Bianca: Stepping into Hacienda bar you wouldn’t be far off thinking you’d been transported to an upmarket bar in bustling Cuba. I’ve never been but walking out of Hacienda after a recent Sunday session, I feel I need to book a plane ticket stat. Translated from Spanish, Hacienda means ‘large estate or plantation’. Instantly connecting the dots for us re design and concept. With floor to ceiling windows making full use of the view out over Circular Quay and the Harbour Bridge. With muted pastels and low hanging shrubbery from the ceiling. I can easily see this place becoming the place to be seen in the warmer months.
We started with a round of drinks. The Cubano Punch w/ spiced rum $21 is a quintessential summer drink. The Cayo Coco Colada w/rum, coconut cream and mango sorbet $20 is slushie like in texture with the coconut cream muting the strong alcohol kick. Alex, ever the espresso martini fiend couldn’t look past the Salted Coconut Espresso Martini $20. We loved the strong hit from the rum and coffee liqueur but the desiccated coconut made for an odd grainy drinking experience.
There is the choice to go all out with the food but the menu has really been set up as smaller, bite sized shared options.

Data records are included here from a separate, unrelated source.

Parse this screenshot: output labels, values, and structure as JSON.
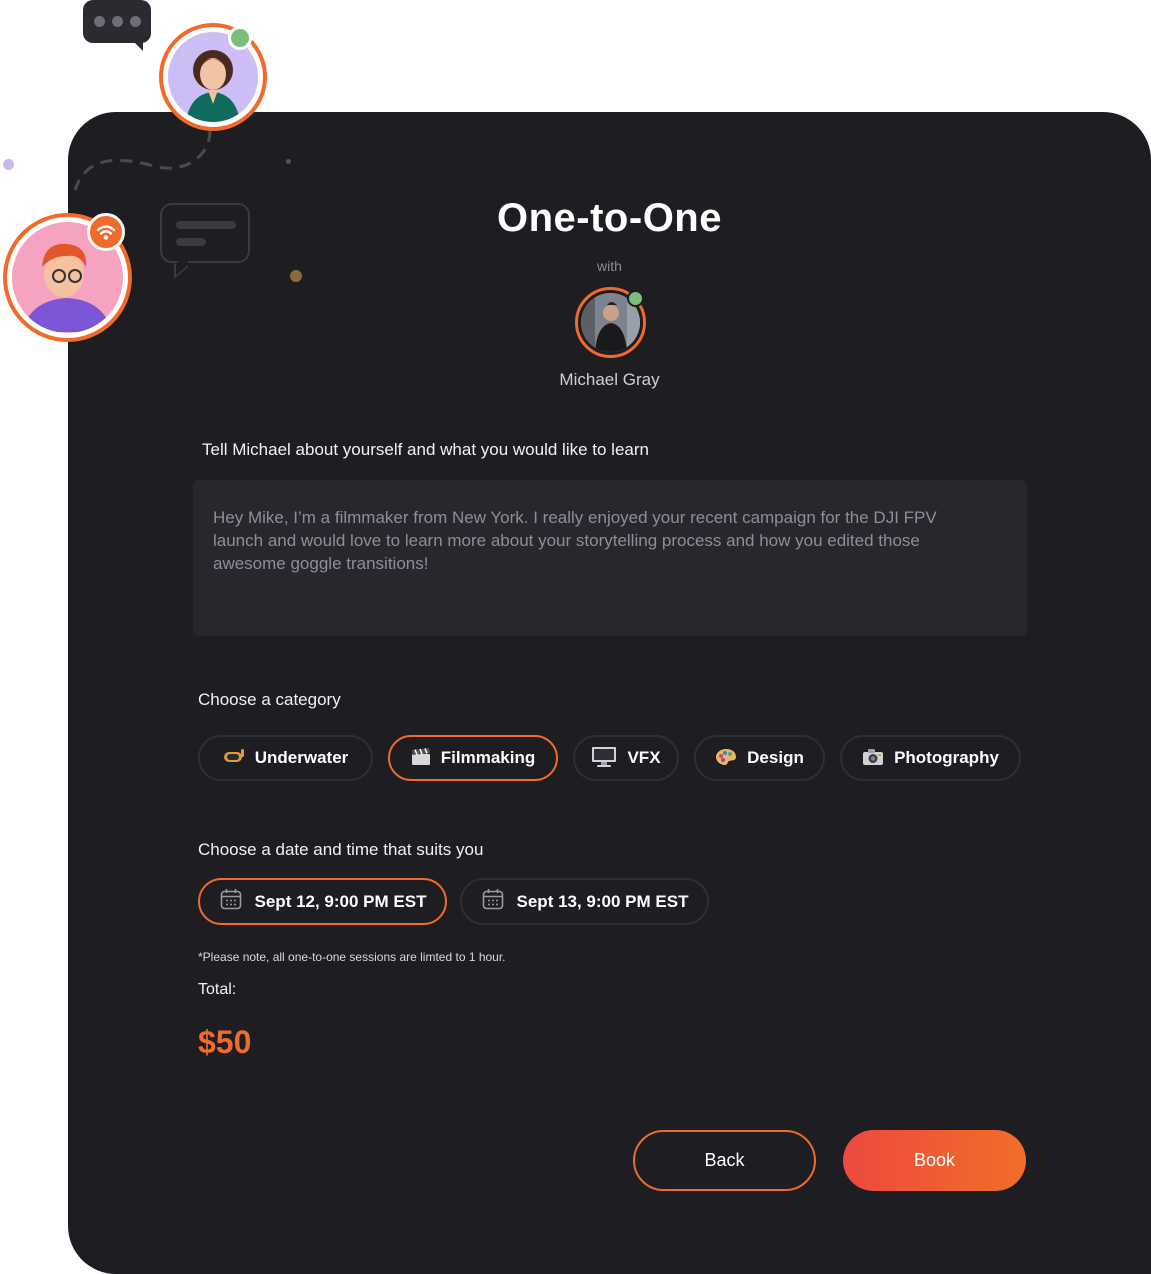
{
  "header": {
    "title": "One-to-One",
    "with_label": "with",
    "host_name": "Michael Gray"
  },
  "message": {
    "prompt": "Tell Michael about yourself and what you would like to learn",
    "text": "Hey Mike, I’m a filmmaker from New York. I really enjoyed your recent campaign for the DJI FPV launch and would love to learn more about your storytelling process and how you edited those awesome goggle transitions!"
  },
  "category": {
    "label": "Choose a category",
    "options": [
      {
        "label": "Underwater",
        "icon": "diving-mask-icon",
        "selected": false
      },
      {
        "label": "Filmmaking",
        "icon": "clapperboard-icon",
        "selected": true
      },
      {
        "label": "VFX",
        "icon": "monitor-icon",
        "selected": false
      },
      {
        "label": "Design",
        "icon": "palette-icon",
        "selected": false
      },
      {
        "label": "Photography",
        "icon": "camera-icon",
        "selected": false
      }
    ]
  },
  "schedule": {
    "label": "Choose a date and time that suits you",
    "options": [
      {
        "label": "Sept 12, 9:00 PM EST",
        "selected": true
      },
      {
        "label": "Sept 13, 9:00 PM EST",
        "selected": false
      }
    ],
    "note": "*Please note, all one-to-one sessions are limted to 1 hour."
  },
  "total": {
    "label": "Total:",
    "value": "$50"
  },
  "actions": {
    "back_label": "Back",
    "book_label": "Book"
  },
  "colors": {
    "accent": "#f06a2a",
    "card_background": "#1d1d22",
    "online_status": "#7cbf7a"
  }
}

We started with the Jamon Croquettes –w/ a cheese sauce (5) $18. Perfectly fluffy and gooey inside, with a crispy exterior. The cheese sauce at the base of the plate was an excellent choice to add both creaminess and to really amplify the flavour. It was hard to choose a favourite but these were up there.
The Yuca Fries – w/pink & black salt and served with a red pepper sauce $12. Were a more authentic fry (if you’re going for the South American feel) so using Cassava made sense in that regard but I don’t think you could steer me away from regular potato fries. We loved the sharpness of the accompanying sauce.

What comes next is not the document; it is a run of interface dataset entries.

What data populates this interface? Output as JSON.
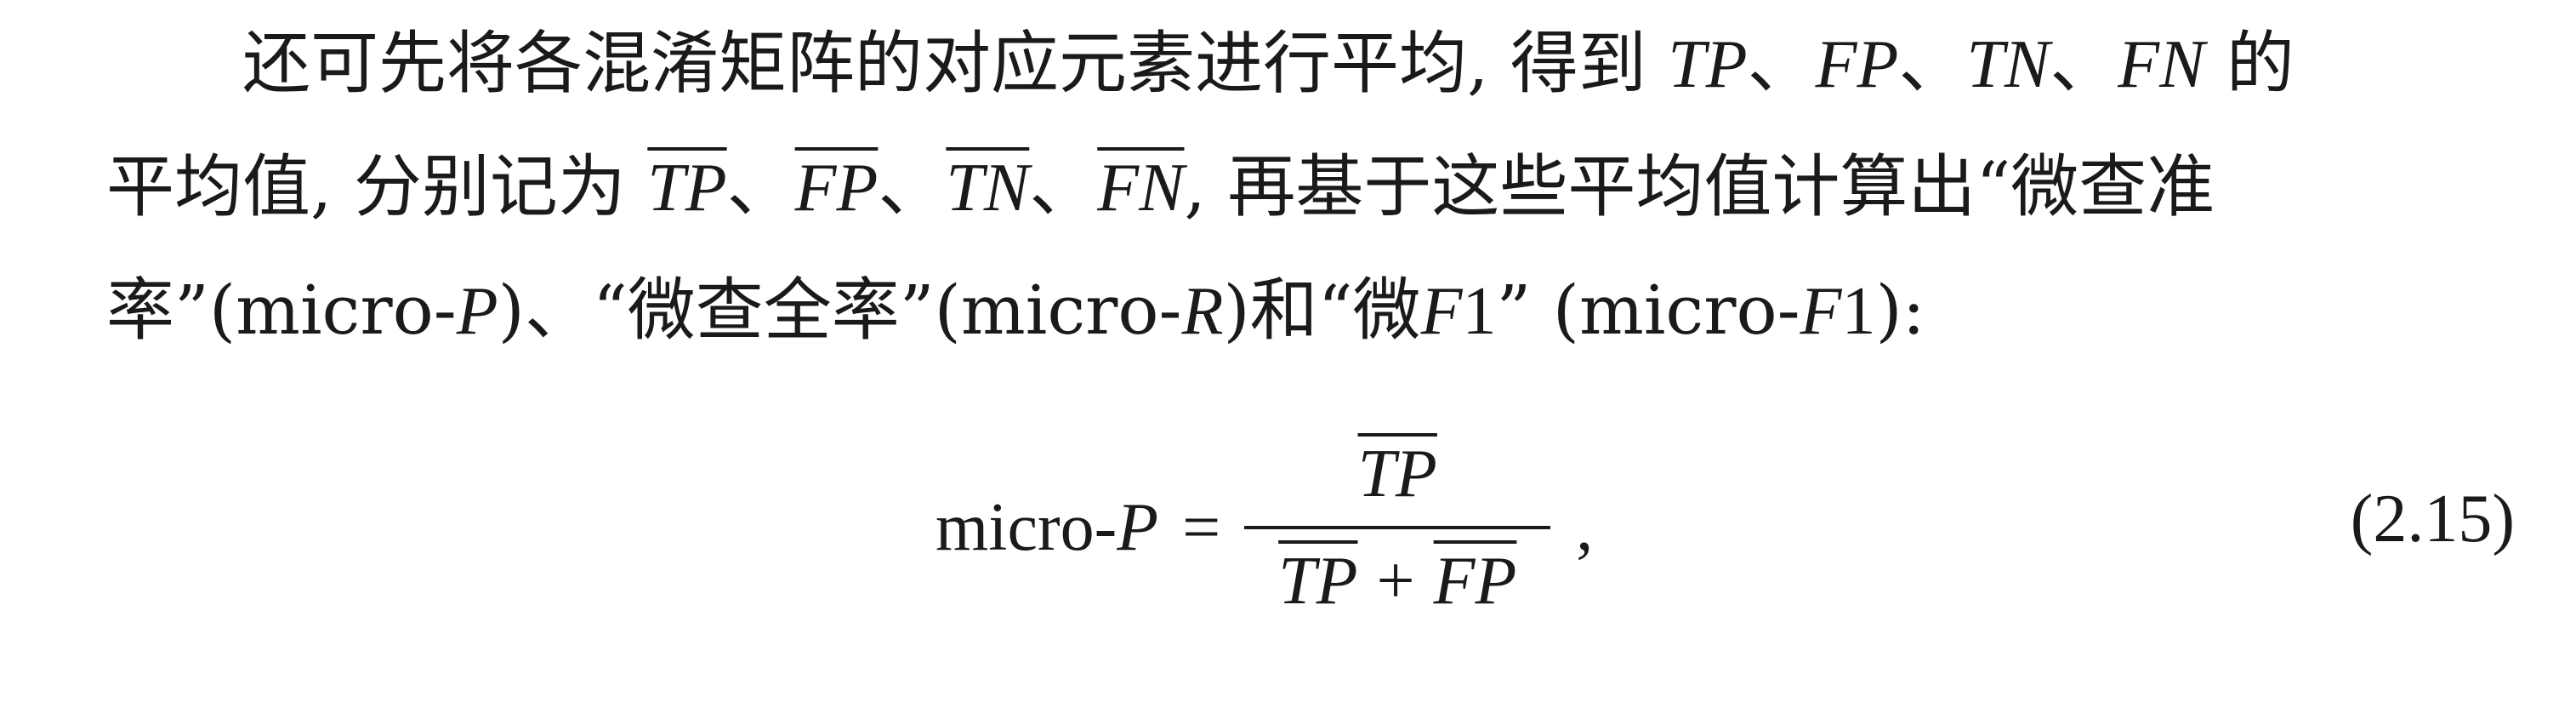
{
  "paragraph": {
    "line1": {
      "t1": "还可先将各混淆矩阵的对应元素进行平均, 得到 ",
      "TP": "TP",
      "s1": "、",
      "FP": "FP",
      "s2": "、",
      "TN": "TN",
      "s3": "、",
      "FN": "FN",
      "t2": " 的"
    },
    "line2": {
      "t1": "平均值, 分别记为 ",
      "TP": "TP",
      "s1": "、",
      "FP": "FP",
      "s2": "、",
      "TN": "TN",
      "s3": "、",
      "FN": "FN",
      "t2": ", 再基于这些平均值计算出“微查准"
    },
    "line3": {
      "t1": "率”(micro-",
      "P": "P",
      "t2": ")、“微查全率”(micro-",
      "R": "R",
      "t3": ")和“微",
      "F1a": "F",
      "one_a": "1",
      "t4": "” (micro-",
      "F1b": "F",
      "one_b": "1",
      "t5": "):"
    }
  },
  "equation": {
    "lhs_prefix": "micro-",
    "lhs_var": "P",
    "equals": "=",
    "numerator": "TP",
    "den_left": "TP",
    "plus": "+",
    "den_right": "FP",
    "trailing": ",",
    "number": "(2.15)"
  }
}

Back in the day I’d whip up batches of beef empanadas on the reg and not to toot my own horn… they were pretty amaze. The Empty Empanadas – beef empanada’s with egg guacamole (5) $16 were kinda just that. Empty. They were very tasty don’t get me wrong but an extra tablespoon of filling really wouldn’t go astray.
We were instantly taken with the Pao De Quejo – tapioca cheese bites & capsicum salsa $12. Essentially a small baked cheese roll. The texture was a little off-putting initially but once you get the full cheese flavour that takes a back-seat.
The Vaca Frita – Charred skirt steak with chimichurri $24 is a gorgeously vibrant dish, the steak was a perfect medium rare and sliced thinly to really accentuate the velvety tenderness of each piece.
And perhaps what could be considered a signature dish at Hacienda. The Cuban Reuben – w/ Cuban spiced homemade pastrami, smokey cheese & marickville pickles $18. This is right up my alley. Bread, cheese and meat. That’s the perfect combination. With perfectly succinct ingredient ratios. The pastrami had that slight pepperiness, the mustard really amplified every bite. My only nit-pick is the use of Swiss cheese, I hate it. But, lame for me… it’s a staple ingredient in any good Reuben.
And then we finished with a final round of cocktails. The Old Presidente $20 and the Rye Tai $20, which boasted an immediate alcoholic head spin upon that first sip.
We were kind of smitten by Hacienda, it’s got the cool vibes, beautiful vista, peeps for people watching and good food and booze. What more could you really ask for from a bar?
Photos by Alex
*For Food’s Sake dined as guests of Hacienda but all thoughts and opinions are our own.
How cute is that sandwich? I love Pao De Quejo too but desiccated coconut sounds strange in a cocktail. I think they might have been better off using coconut milk or cream 🙂